Martin Reed talked today about adding value to your community through articles, being responsive to your members and by developing your community’s personality. It’s a good article. I wanted to take one sentence from the final of those three ideas and expand on it in my own way. He writes:

Just make sure you pick the right personality from the start as it can be extremely difficult to change the character of your community once a personality has been established.

And he’s dead on. Every community has a certain type of personality. This personality is developed over time by allowing it to shine on your site. Your community guidelines are really a personality statement all and of themselves. For example, my guidelines say things like… we don’t allow vulgarities, we require that all members treat each other with respect and that people should have fun.

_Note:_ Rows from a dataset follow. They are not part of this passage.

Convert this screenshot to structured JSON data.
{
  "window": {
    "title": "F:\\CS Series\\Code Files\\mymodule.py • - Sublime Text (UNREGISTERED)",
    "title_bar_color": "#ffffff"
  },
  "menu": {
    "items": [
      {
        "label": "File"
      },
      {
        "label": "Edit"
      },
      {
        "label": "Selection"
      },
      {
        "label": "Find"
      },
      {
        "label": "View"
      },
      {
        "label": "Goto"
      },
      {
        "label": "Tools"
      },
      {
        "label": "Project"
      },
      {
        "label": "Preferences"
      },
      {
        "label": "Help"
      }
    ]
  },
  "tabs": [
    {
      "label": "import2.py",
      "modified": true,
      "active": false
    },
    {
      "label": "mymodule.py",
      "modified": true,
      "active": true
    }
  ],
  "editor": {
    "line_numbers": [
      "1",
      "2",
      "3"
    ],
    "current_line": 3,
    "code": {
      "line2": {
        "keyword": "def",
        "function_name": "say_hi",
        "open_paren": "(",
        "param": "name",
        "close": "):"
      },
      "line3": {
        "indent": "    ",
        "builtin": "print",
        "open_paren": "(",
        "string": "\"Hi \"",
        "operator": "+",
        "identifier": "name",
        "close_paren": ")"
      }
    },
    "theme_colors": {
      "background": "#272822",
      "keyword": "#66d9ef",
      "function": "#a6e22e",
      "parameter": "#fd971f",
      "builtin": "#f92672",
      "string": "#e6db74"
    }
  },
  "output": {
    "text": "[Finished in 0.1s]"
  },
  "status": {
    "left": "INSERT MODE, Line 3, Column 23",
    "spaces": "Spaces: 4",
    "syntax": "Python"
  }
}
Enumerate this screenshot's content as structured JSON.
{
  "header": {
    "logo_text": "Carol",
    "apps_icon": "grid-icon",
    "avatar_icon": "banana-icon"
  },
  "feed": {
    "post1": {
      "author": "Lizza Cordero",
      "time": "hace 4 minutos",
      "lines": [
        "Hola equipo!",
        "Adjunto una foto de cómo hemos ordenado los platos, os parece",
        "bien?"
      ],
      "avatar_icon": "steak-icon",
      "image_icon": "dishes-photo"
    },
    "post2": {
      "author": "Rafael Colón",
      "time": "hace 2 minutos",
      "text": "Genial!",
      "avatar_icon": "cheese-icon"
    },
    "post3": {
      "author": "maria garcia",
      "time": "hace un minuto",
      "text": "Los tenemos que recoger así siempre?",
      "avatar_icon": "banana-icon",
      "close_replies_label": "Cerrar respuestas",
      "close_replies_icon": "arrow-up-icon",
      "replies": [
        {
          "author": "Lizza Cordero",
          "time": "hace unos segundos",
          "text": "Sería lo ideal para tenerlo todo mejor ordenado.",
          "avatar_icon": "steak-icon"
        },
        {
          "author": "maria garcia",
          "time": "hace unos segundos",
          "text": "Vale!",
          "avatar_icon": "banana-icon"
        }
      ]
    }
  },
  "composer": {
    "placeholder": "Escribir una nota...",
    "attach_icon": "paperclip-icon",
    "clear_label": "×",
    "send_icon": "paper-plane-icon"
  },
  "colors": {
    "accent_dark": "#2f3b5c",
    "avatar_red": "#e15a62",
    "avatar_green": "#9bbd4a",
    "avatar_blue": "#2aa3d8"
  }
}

So, our personality is one that is family and/or work friendly, treats others with respect and has fun. Your guidelines (and subsequent enforcement) help you to become who you want to be – what you created the community to be. Sure, a community is filled with different people and that’s a good thing, in general, but there tend to be common traits that your best community members exemplify.

“Best” here is relative – when I say it, I mean the community members that most fit within the personality that you had in mind when you started your site. The “best” members are the ones that you’ll consider for your staff. Set the example for people by demonstrating the personality yourself and by promoting people to your staff who naturally handle themselves similarly.

Lack of guidelines and/or of consistent enforcement can lead to you waking up one day and realizing that your community has become someone that you don’t care for.

And, then, if you want to fight to get it back to where it needs to be, it’ll be difficult, as Mr. Reed noted. Creating, developing and maintaining the environment (the personality) of your community can be time consuming, but it’s a good part of what community management is all about.